(Stored records)
*****
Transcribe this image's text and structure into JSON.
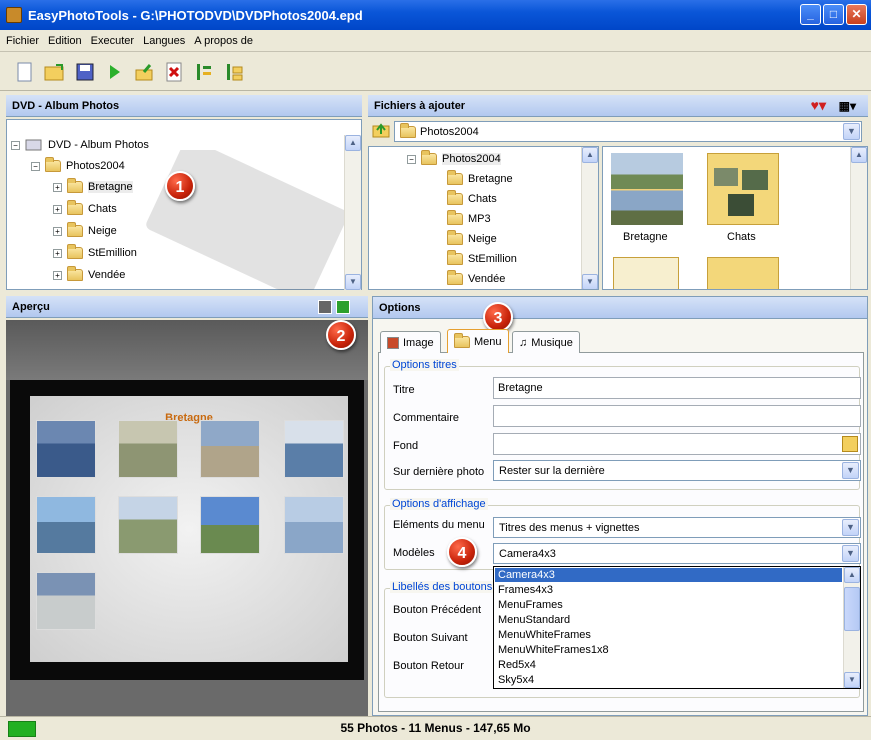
{
  "window": {
    "title": "EasyPhotoTools - G:\\PHOTODVD\\DVDPhotos2004.epd"
  },
  "menubar": [
    "Fichier",
    "Edition",
    "Executer",
    "Langues",
    "A propos de"
  ],
  "left_panel": {
    "title": "DVD - Album Photos",
    "tree": {
      "root": "DVD - Album Photos",
      "folder": "Photos2004",
      "children": [
        "Bretagne",
        "Chats",
        "Neige",
        "StEmillion",
        "Vendée"
      ]
    }
  },
  "right_panel": {
    "title": "Fichiers à ajouter",
    "path_combo": "Photos2004",
    "tree": {
      "folder": "Photos2004",
      "children": [
        "Bretagne",
        "Chats",
        "MP3",
        "Neige",
        "StEmillion",
        "Vendée"
      ]
    },
    "thumbs": [
      "Bretagne",
      "Chats"
    ]
  },
  "preview": {
    "title": "Aperçu",
    "menu_title": "Bretagne"
  },
  "options": {
    "title": "Options",
    "tabs": [
      "Image",
      "Menu",
      "Musique"
    ],
    "group_titles": "Options titres",
    "titre_label": "Titre",
    "titre_value": "Bretagne",
    "commentaire_label": "Commentaire",
    "commentaire_value": "",
    "fond_label": "Fond",
    "fond_value": "",
    "derniere_label": "Sur dernière photo",
    "derniere_value": "Rester sur la dernière",
    "group_affichage": "Options d'affichage",
    "elements_label": "Eléments du menu",
    "elements_value": "Titres des menus + vignettes",
    "modeles_label": "Modèles",
    "modeles_value": "Camera4x3",
    "modeles_options": [
      "Camera4x3",
      "Frames4x3",
      "MenuFrames",
      "MenuStandard",
      "MenuWhiteFrames",
      "MenuWhiteFrames1x8",
      "Red5x4",
      "Sky5x4"
    ],
    "group_libelles": "Libellés des boutons",
    "btn_prec": "Bouton Précédent",
    "btn_suiv": "Bouton Suivant",
    "btn_retour": "Bouton Retour"
  },
  "badges": [
    "1",
    "2",
    "3",
    "4"
  ],
  "status": {
    "text": "55 Photos - 11 Menus - 147,65 Mo"
  },
  "colors": {
    "header": "#b2c8ef",
    "titlebar": "#0a56d8",
    "badge": "#c8230a",
    "selection": "#316ac5"
  }
}
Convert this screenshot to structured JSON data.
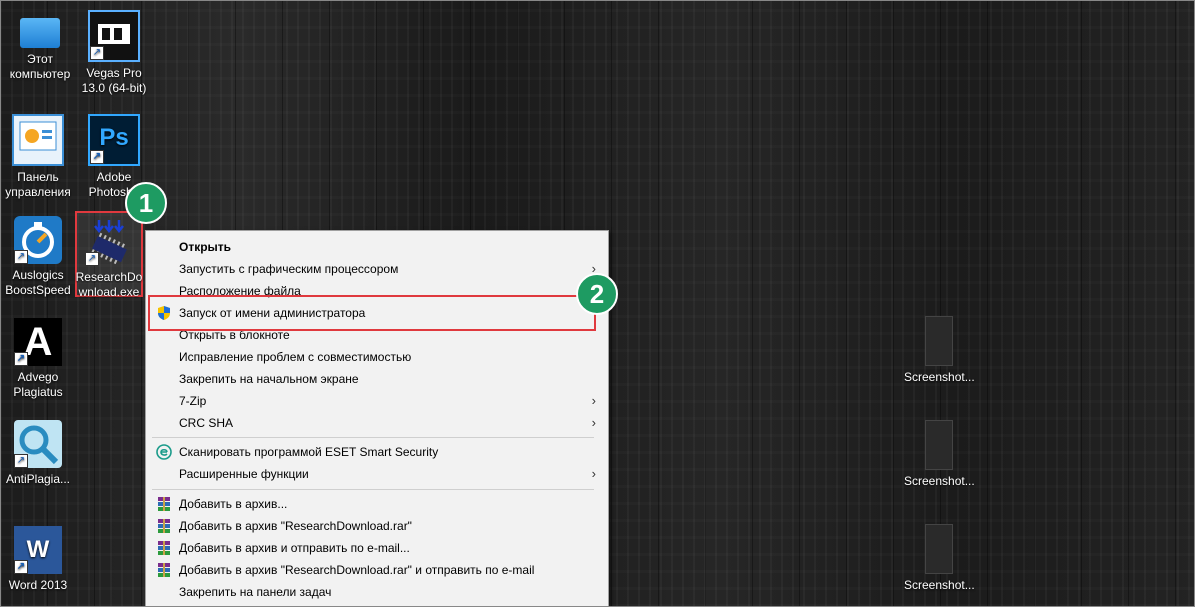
{
  "desktop_icons": [
    {
      "name": "this-pc",
      "label": "Этот компьютер",
      "icon": "computer-icon"
    },
    {
      "name": "vegas",
      "label": "Vegas Pro 13.0 (64-bit)",
      "icon": "film-icon"
    },
    {
      "name": "control-panel",
      "label": "Панель управления",
      "icon": "control-panel-icon"
    },
    {
      "name": "photoshop",
      "label": "Adobe Photosho",
      "icon": "photoshop-icon"
    },
    {
      "name": "auslogics",
      "label": "Auslogics BoostSpeed",
      "icon": "boostspeed-icon"
    },
    {
      "name": "research",
      "label": "ResearchDownload.exe",
      "icon": "chip-icon"
    },
    {
      "name": "advego",
      "label": "Advego Plagiatus",
      "icon": "letter-a-icon"
    },
    {
      "name": "antiplagiat",
      "label": "AntiPlagia...",
      "icon": "magnifier-icon"
    },
    {
      "name": "word",
      "label": "Word 2013",
      "icon": "word-icon"
    },
    {
      "name": "shot1",
      "label": "Screenshot...",
      "icon": "screenshot-thumb"
    },
    {
      "name": "shot2",
      "label": "Screenshot...",
      "icon": "screenshot-thumb"
    },
    {
      "name": "shot3",
      "label": "Screenshot...",
      "icon": "screenshot-thumb"
    }
  ],
  "ps_glyph": "Ps",
  "advego_glyph": "A",
  "word_glyph": "W",
  "annotations": {
    "badge1": "1",
    "badge2": "2"
  },
  "context_menu": {
    "items": [
      {
        "label": "Открыть"
      },
      {
        "label": "Запустить с графическим процессором"
      },
      {
        "label": "Расположение файла"
      },
      {
        "label": "Запуск от имени администратора"
      },
      {
        "label": "Открыть в блокноте"
      },
      {
        "label": "Исправление проблем с совместимостью"
      },
      {
        "label": "Закрепить на начальном экране"
      },
      {
        "label": "7-Zip"
      },
      {
        "label": "CRC SHA"
      },
      {
        "label": "Сканировать программой ESET Smart Security"
      },
      {
        "label": "Расширенные функции"
      },
      {
        "label": "Добавить в архив..."
      },
      {
        "label": "Добавить в архив \"ResearchDownload.rar\""
      },
      {
        "label": "Добавить в архив и отправить по e-mail..."
      },
      {
        "label": "Добавить в архив \"ResearchDownload.rar\" и отправить по e-mail"
      },
      {
        "label": "Закрепить на панели задач"
      }
    ],
    "arrow_glyph": "›"
  },
  "colors": {
    "highlight": "#e0393e",
    "badge": "#1e9b62"
  }
}
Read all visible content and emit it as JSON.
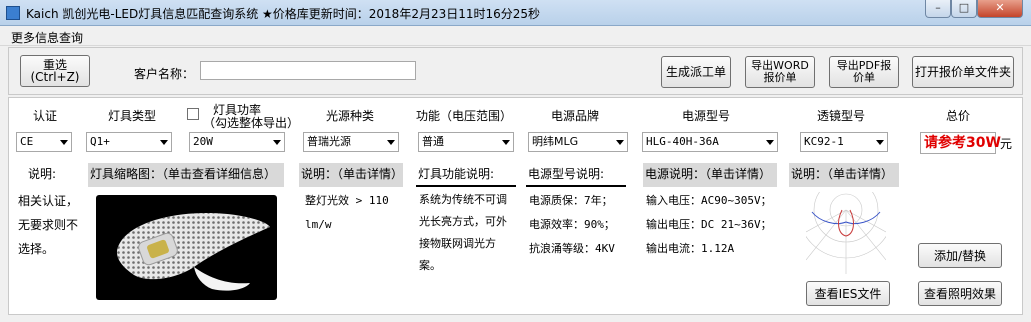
{
  "window": {
    "title": "Kaich 凯创光电-LED灯具信息匹配查询系统   ★价格库更新时间：2018年2月23日11时16分25秒",
    "min_glyph": "–",
    "max_glyph": "□",
    "close_glyph": "✕"
  },
  "menu": {
    "more_info": "更多信息查询"
  },
  "toolbar": {
    "reset_label": "重选\n(Ctrl+Z)",
    "customer_label": "客户名称：",
    "customer_value": "",
    "generate_order": "生成派工单",
    "export_word": "导出WORD报价单",
    "export_pdf": "导出PDF报价单",
    "open_folder": "打开报价单文件夹"
  },
  "headers": {
    "cert": "认证",
    "lamp_type": "灯具类型",
    "power_line1": "灯具功率",
    "power_line2": "（勾选整体导出）",
    "light_source": "光源种类",
    "function": "功能（电压范围）",
    "psu_brand": "电源品牌",
    "psu_model": "电源型号",
    "lens_model": "透镜型号",
    "total_price": "总价"
  },
  "selects": {
    "cert": "CE",
    "lamp_type": "Q1+",
    "power": "20W",
    "light_source": "普瑞光源",
    "function": "普通",
    "psu_brand": "明纬MLG",
    "psu_model": "HLG-40H-36A",
    "lens_model": "KC92-1"
  },
  "price": {
    "value": "请参考30W",
    "unit": "元"
  },
  "sections": {
    "explain": "说明:",
    "thumb": "灯具缩略图：（单击查看详细信息）",
    "light_source_explain": "说明：（单击详情）",
    "function_explain": "灯具功能说明:",
    "psu_model_explain": "电源型号说明:",
    "psu_explain": "电源说明：（单击详情）",
    "lens_explain": "说明：（单击详情）"
  },
  "texts": {
    "cert_explain": "相关认证，\n无要求则不\n选择。",
    "light_source": "整灯光效 > 110\nlm/w",
    "function": "系统为传统不可调\n光长亮方式，可外\n接物联网调光方\n案。",
    "psu_model": "电源质保：7年；\n电源效率：90%；\n抗浪涌等级：4KV",
    "psu": "输入电压：AC90~305V；\n输出电压：DC 21~36V；\n输出电流：1.12A"
  },
  "buttons": {
    "add_replace": "添加/替换",
    "view_ies": "查看IES文件",
    "view_lighting": "查看照明效果"
  }
}
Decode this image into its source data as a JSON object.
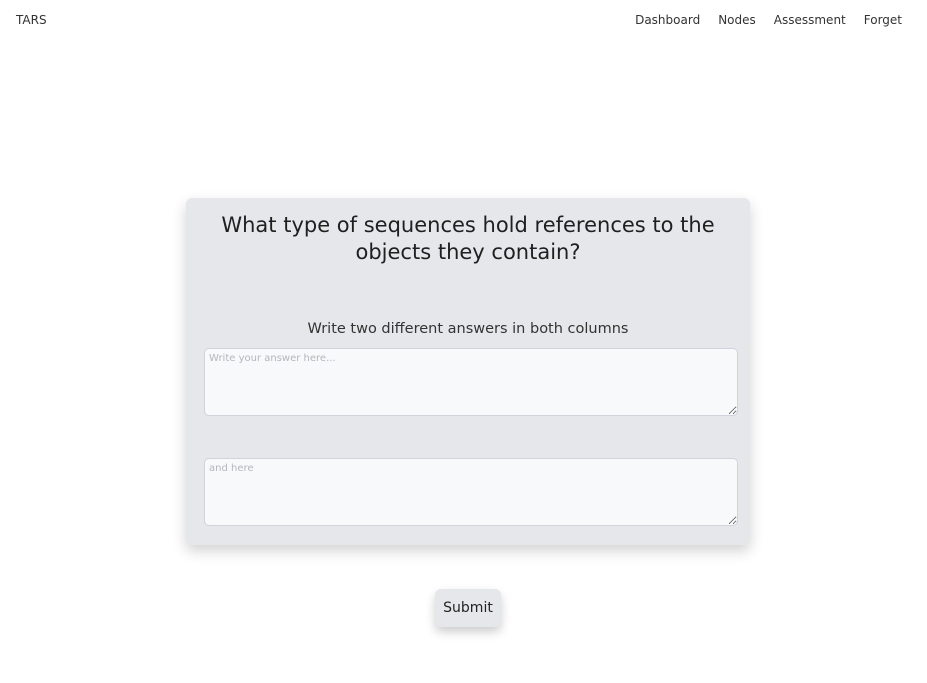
{
  "nav": {
    "brand": "TARS",
    "links": [
      "Dashboard",
      "Nodes",
      "Assessment",
      "Forget"
    ]
  },
  "card": {
    "question": "What type of sequences hold references to the objects they contain?",
    "instruction": "Write two different answers in both columns",
    "answer1": {
      "value": "",
      "placeholder": "Write your answer here..."
    },
    "answer2": {
      "value": "",
      "placeholder": "and here"
    }
  },
  "submit_label": "Submit"
}
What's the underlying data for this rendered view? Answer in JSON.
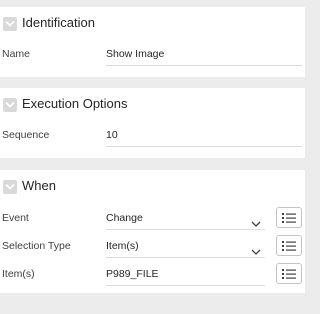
{
  "sections": {
    "identification": {
      "title": "Identification",
      "fields": {
        "name": {
          "label": "Name",
          "value": "Show Image"
        }
      }
    },
    "execution": {
      "title": "Execution Options",
      "fields": {
        "sequence": {
          "label": "Sequence",
          "value": "10"
        }
      }
    },
    "when": {
      "title": "When",
      "fields": {
        "event": {
          "label": "Event",
          "value": "Change"
        },
        "selection_type": {
          "label": "Selection Type",
          "value": "Item(s)"
        },
        "items": {
          "label": "Item(s)",
          "value": "P989_FILE"
        }
      }
    }
  },
  "icons": {
    "collapse": "chevron-down-icon",
    "select": "chevron-down-icon",
    "list": "list-icon"
  },
  "colors": {
    "background": "#ececec",
    "panel": "#ffffff",
    "chevron_box": "#d9d9d9"
  }
}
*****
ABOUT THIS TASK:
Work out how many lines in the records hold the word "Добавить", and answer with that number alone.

ANSWER SPACE:
4